In addition, the Court articulated specific deficiencies with respect to each of the causes of action, in the event plaintiffs choose to file an amended complaint.  These shortcomings include the fact that plaintiffs did not allege economic damages sufficient to meet the required threshold to state a civil claim under the Computer Fraud and Abuse Act.  The Court also found, as an increasing body of authority has held, that a plaintiff’s “personal information” does not constitute money or property under California’s Unfair Competition Law.Continue Reading In re iPhone Application Litigation Dismissed

CNET reports that Rep. Jay Inslee (D-WA) is calling on the FTC to investigate Apple’s privacy practices, particularly with respect to location-based services.  In a letter to FTC Chairman John Leibowitz, Inslee expressed concern about users’ lack of awareness of “location-aware technology.”  He writes: 

“Citizens expect to be able to know the extent to which
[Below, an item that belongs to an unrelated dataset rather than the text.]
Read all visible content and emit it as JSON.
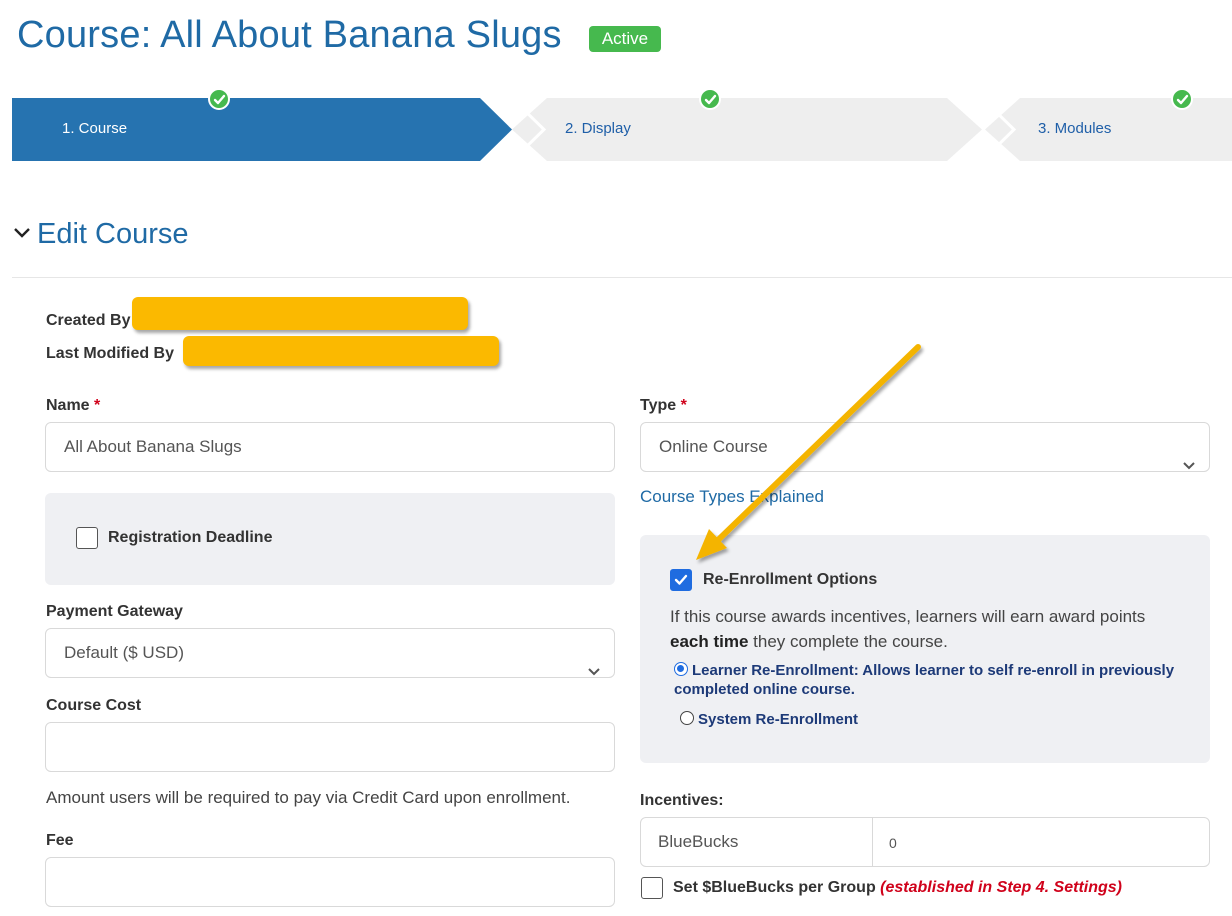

For the fourth time in the past two months, Apple has been sued for allegedly violating the privacy of iPad and iPhone users.  Like the previous three suits (two of which we discussed in this post), Rodimer v. Apple, Inc. [PDF] alleges that Apple transmitted “personal information,” including Unique Device IDs (“UDIDs”) to application developers